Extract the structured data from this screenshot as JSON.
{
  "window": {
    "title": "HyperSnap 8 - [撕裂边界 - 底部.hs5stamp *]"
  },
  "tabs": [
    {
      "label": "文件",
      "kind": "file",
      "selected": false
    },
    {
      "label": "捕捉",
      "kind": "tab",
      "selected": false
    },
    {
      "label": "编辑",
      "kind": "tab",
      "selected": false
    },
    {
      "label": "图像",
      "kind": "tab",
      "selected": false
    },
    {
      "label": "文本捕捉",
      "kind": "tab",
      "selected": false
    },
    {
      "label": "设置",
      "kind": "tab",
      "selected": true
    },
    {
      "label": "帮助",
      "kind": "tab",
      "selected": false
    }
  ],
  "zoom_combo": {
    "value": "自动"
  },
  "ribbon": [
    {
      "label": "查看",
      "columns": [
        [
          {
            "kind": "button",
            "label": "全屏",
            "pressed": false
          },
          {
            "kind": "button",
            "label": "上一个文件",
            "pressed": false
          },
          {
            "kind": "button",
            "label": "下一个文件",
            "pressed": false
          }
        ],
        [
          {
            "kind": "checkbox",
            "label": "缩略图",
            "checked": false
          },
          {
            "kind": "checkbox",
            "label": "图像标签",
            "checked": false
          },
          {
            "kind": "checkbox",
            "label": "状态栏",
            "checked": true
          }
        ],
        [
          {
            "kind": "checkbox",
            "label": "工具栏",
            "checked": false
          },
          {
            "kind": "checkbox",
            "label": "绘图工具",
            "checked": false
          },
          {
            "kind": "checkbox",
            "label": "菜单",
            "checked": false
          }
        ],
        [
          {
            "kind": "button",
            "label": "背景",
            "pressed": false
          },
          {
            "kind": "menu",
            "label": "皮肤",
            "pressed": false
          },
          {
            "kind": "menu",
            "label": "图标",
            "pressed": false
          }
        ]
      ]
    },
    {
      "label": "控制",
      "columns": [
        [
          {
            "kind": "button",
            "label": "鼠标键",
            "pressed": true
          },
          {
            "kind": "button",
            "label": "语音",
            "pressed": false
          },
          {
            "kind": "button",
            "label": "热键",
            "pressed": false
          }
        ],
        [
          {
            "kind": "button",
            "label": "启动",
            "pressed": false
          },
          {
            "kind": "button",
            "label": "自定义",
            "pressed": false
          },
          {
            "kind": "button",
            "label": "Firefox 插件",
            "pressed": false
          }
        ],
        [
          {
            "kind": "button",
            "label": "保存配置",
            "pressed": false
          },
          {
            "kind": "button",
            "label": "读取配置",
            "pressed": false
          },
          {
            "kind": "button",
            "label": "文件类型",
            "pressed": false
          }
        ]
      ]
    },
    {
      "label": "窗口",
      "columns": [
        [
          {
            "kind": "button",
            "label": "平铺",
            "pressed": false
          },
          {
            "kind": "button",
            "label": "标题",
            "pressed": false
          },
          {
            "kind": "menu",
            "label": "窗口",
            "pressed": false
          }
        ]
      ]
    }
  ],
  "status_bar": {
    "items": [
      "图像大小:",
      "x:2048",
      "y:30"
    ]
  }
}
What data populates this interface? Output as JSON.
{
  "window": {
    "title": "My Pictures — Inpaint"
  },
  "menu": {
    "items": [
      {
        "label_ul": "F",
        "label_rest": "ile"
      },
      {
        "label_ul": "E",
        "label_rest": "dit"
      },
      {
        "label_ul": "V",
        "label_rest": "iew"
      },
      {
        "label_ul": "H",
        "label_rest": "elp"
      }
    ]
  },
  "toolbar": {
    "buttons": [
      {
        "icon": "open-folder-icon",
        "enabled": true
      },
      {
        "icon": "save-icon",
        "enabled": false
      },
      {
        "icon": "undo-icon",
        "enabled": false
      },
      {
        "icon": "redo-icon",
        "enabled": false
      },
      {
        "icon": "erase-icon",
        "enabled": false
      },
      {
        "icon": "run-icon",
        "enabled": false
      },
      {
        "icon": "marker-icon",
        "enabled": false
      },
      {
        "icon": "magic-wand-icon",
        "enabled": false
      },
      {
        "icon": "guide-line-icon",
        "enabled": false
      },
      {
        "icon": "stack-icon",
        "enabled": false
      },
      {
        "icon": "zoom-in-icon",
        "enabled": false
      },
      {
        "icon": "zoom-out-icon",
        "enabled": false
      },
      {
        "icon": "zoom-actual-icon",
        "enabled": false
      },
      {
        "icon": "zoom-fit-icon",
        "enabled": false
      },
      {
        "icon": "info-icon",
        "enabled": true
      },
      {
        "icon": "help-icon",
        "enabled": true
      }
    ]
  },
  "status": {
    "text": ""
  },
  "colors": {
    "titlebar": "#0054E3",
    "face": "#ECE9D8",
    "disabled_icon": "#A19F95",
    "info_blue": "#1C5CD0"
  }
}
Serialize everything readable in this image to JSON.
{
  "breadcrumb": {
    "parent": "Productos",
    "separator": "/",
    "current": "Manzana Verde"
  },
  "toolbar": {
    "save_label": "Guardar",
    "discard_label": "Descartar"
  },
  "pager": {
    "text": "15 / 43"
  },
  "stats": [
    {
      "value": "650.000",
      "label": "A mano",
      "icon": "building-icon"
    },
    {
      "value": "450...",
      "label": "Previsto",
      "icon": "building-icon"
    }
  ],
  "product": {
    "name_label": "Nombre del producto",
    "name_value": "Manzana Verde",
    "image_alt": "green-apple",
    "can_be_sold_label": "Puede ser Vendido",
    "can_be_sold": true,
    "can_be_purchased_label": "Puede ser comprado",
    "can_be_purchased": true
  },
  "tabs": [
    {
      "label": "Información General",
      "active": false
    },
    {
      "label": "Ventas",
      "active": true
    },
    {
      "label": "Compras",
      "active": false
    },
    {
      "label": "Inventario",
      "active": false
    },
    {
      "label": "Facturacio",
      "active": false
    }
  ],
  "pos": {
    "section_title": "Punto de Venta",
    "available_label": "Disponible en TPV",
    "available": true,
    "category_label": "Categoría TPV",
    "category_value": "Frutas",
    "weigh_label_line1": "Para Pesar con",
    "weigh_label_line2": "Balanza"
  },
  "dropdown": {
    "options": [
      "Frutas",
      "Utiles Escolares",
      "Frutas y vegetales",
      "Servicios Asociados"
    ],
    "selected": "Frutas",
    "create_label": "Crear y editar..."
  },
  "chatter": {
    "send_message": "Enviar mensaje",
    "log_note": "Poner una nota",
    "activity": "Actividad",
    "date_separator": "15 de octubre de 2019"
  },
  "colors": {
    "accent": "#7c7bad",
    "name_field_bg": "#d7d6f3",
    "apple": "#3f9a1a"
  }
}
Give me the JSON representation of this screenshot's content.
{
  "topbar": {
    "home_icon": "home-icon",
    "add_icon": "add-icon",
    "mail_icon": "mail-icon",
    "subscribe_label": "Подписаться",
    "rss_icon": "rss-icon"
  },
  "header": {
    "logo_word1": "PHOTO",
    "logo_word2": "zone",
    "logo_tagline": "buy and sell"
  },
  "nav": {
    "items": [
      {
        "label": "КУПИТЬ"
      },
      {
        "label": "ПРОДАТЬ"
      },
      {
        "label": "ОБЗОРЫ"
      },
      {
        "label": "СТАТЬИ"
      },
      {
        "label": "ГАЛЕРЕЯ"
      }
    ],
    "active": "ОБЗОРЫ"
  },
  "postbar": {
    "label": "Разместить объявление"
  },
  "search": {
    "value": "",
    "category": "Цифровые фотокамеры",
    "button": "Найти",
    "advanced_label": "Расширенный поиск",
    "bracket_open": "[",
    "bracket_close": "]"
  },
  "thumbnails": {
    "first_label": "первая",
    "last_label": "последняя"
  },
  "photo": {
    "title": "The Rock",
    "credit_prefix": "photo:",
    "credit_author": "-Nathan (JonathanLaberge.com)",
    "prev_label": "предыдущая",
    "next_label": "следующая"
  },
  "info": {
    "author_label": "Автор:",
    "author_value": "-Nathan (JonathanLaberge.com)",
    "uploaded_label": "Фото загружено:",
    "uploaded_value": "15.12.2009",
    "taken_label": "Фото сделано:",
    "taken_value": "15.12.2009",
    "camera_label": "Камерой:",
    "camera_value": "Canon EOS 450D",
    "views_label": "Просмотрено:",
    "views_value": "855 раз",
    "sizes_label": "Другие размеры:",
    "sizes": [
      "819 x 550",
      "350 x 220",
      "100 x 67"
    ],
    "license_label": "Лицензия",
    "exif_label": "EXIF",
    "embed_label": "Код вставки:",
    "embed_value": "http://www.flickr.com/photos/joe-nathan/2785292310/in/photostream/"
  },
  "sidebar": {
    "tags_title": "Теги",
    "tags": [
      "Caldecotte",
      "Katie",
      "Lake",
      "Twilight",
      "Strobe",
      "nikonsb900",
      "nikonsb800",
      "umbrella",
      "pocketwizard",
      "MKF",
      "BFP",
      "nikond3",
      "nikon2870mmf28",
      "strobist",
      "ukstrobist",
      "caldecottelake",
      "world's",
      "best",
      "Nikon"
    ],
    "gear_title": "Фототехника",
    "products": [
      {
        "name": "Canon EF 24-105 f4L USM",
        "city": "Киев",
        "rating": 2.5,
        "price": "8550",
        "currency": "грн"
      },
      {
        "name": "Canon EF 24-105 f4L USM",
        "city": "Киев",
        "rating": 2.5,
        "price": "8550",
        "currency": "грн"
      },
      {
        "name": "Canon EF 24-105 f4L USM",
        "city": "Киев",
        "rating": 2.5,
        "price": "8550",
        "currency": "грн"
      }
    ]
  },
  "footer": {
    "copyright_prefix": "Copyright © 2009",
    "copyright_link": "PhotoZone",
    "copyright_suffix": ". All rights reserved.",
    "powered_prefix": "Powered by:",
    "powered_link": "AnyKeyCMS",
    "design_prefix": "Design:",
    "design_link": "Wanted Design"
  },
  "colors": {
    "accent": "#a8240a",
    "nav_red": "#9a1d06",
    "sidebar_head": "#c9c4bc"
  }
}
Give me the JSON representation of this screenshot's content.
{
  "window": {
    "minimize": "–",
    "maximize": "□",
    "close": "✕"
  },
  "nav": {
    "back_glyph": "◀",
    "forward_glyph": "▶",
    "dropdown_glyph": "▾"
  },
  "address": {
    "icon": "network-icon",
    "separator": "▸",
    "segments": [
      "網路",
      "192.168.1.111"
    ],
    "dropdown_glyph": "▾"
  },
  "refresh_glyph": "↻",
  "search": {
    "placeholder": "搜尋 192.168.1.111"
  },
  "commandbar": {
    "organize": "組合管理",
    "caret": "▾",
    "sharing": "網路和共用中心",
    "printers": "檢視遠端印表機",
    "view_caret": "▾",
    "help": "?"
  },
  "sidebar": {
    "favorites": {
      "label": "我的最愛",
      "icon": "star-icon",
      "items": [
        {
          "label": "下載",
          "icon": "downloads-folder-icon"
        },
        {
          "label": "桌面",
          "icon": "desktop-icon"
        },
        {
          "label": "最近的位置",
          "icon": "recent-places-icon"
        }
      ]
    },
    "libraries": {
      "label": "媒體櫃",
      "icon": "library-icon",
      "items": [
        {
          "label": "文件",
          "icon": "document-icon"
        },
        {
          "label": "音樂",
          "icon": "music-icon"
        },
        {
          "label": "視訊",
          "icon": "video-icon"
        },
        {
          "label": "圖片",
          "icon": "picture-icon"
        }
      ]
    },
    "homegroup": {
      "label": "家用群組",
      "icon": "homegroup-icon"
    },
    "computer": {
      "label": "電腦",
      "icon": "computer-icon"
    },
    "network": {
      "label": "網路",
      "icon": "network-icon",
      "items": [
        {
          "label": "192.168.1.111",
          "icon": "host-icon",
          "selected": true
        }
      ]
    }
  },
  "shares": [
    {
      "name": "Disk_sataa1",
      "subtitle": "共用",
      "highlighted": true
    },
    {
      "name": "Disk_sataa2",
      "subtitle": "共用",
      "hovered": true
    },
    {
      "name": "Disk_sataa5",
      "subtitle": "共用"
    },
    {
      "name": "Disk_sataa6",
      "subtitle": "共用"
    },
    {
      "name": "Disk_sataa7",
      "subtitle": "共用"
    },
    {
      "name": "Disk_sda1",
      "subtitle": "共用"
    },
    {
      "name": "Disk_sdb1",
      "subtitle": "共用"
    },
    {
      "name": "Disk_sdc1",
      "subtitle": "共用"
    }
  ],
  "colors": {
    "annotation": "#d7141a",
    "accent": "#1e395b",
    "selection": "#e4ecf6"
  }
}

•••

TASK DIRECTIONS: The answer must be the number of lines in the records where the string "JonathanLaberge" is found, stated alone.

ANSWER FOR THIS EXERCISE: 2